Because the procedure is low-risk, it can be a reasonable option for the patient who doesn’t respond to traditional conservative treatment (splinting, bracing, physical therapy, etc.) and wants to avoid surgery.
Stem Cell Therapy
What are Stem Cells?
Essentially, stem cells are the raw material the body uses to create other cells. Stem cells can become any specialized type of cell, including differential cells that only have a specific function, like bone cells or heart cells. No other cells in the body are capable of regenerating into different types of cells like this.
What do Stem Cells do?
Stem cells have the power to go to damaged areas and regenerate new cells and tissues by performing a repair and a renewal process, restoring functionality.
What is the Stem Cell Therapy Procedure?
A sample of bone marrow, along with adipose tissue, is removed from the patient in a simple, relatively painless procedure. These samples are then spun in a centrifuge to isolate and concentrate the stem cells, which create solutions of concentrated bone marrow and adipose stem cells.
PRP (platelet-rich plasma) is obtained by a simple blood draw. The blood is spun down to pure platelets and growth factors, which are also important in the healing of injuries. Platelets act as fertilizer for the stem cells, promoting further growth. All three of these concentrated solutions are injected together into the damaged joint.
The entire procedure is performed under local anesthesia, in-office, in about 60 to 90 minutes. There’s no down time for the patient, and they can assume their daily life immediately. Results are normally seen at approximately three months and can progress up to a year.
What is Stem Cell Therapy used to treat?
In the case of osteoarthritis, the cells found in concentrated bone marrow aspirate (BMAC) and adipose tissue (fat) have been shown to support repair and growth of bone, cartilage, muscle, marrow, tendons, ligaments and connective tissue.
Possible candidates for this procedure include people experiencing persistent arthritic pain, who’ve been diagnosed with mild to moderately severe osteoarthritis.
Is Stem Cell Therapy Safe?

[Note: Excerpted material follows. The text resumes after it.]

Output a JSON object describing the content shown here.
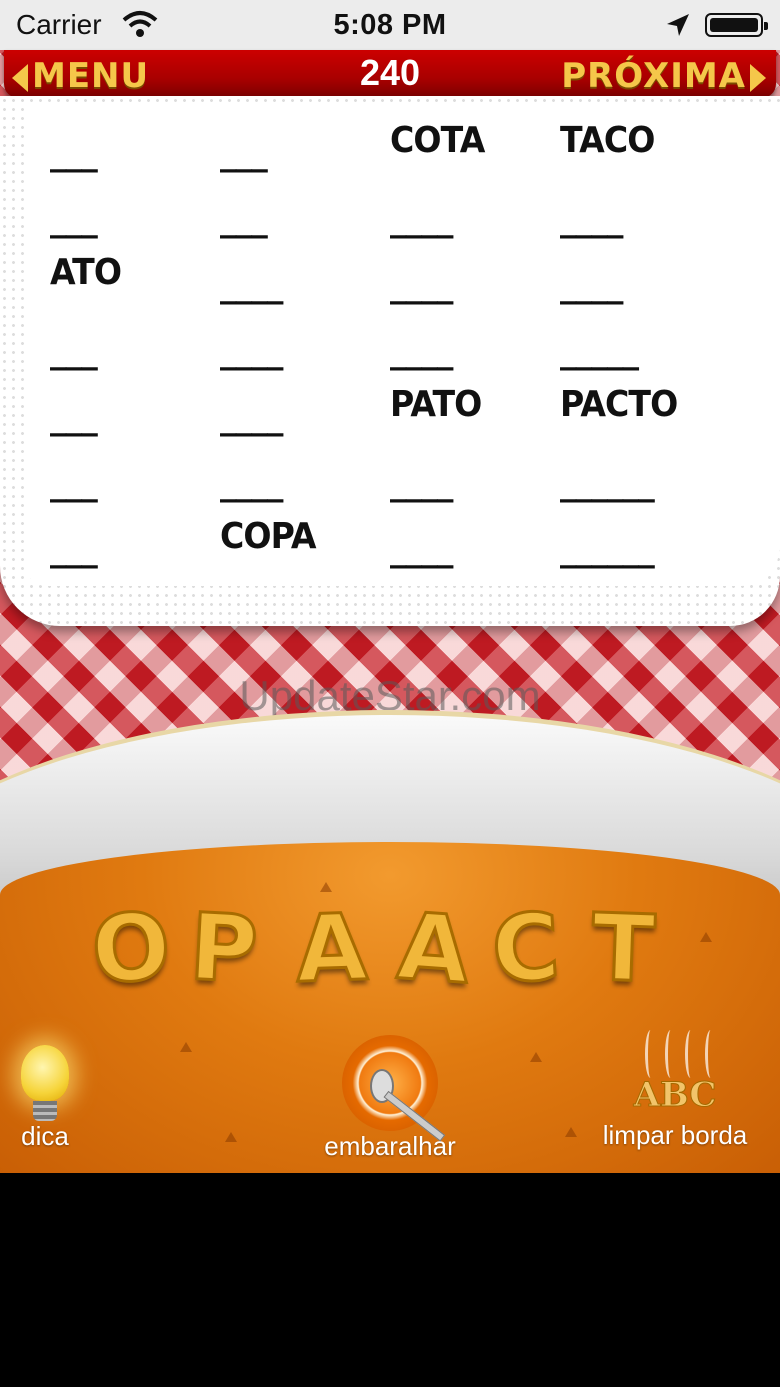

Clinical research shows these injections are safe, with minimal risk of adverse reactions. Because the material is from the patient’s own body, there’s little concern of disease transmission, allergic reaction or tissue rejection.